Hand-crafted shea butter and groundnut are two highly promising agricultural products, with value chains that can stimulate employment for young women in the northern part of Ghana.
Despite the two value chains a number of key constraints have been identified within the market systems including access to machinery and infrastructure, business development services, and access to finance, which must be addressed through the necessary interventions.
Mr Patrick Atta-Buabeng, a Senior Research and Learning Officer, CAMFED, said this during the launch of a Rapid Market Assessment Report to improve decent work and economic opportunities for rural young women.
The Campaign for Female Education (CAMFED) with support from the MasterCard Foundation and the International Labour Organisation Labs (ILO Labs), launched the Report at the Research and Learning Summit, on the theme: “Supporting Young Women’s enterprises to thrive during and post COVID-19: What will work”.
It seeks to take a system’s approach to analyse agricultural value chains in Northern Ghana to establish opportunities for improved decent work outcomes for young women.
Mr Atta-Buabeng said the objective is to select two value chains with strong potential to create entrepreneurship and employment opportunities for young women in northern Ghana.
It is also to identify the key constraints within the value chains and their wider market systems – exploring their possible root causes and proposing potential interventions to address them for the benefit of the young women.
Mrs Sally Ofori Yeboah, the CAMFED National Director, said the findings of the study sent a clarion call to community leaders and state agencies to challenge gender and cultural norms that were harmful to young women, particularly with regard to entrepreneurship and employment.
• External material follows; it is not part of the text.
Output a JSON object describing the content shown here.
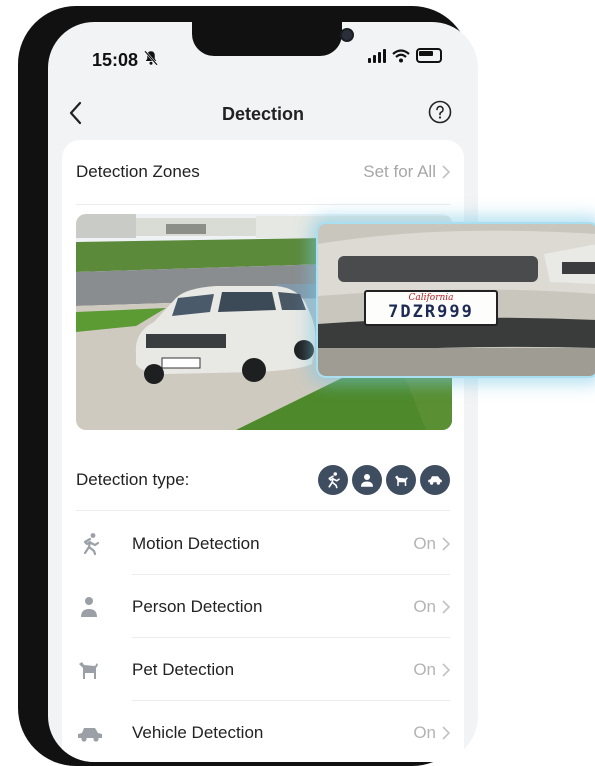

She said there was the need for communities to be sensitised on why such norms were prohibitive to business growth and entrepreneurship of young women, and the benefits that could be derived if there were no challenges for young women.
Ms Kafui Mills-Odoi, the Lead Youth Engagement Officer, Mastercard Foundation, said the agricultural value chain provided enormous opportunities for young Ghanaians to fully leverage with the potential of becoming the major contributor to the country’s Gross Domestic Product.
She said agriculture formed an integral part of ‘Young Africa Works’ Ghana strategy, an initiative to make agriculture value chain a livelihood option for young women and men.
She urged all stakeholders to work on the recommendations made in the Report to actualise opportunities for young women in the northern part of the country.
Mr Steve Hartrich, the Technical Officer of ILO Labs, pledged the organisation’s continued support to make a difference in the lives of young people.
CAMFED is a pan-African movement revolutionising how girls’ education is delivered.
Through a gold–standard system of accountability to the young people and communities it serves, it has created a model that radically improves girls’ prospects of becoming independent and influential women.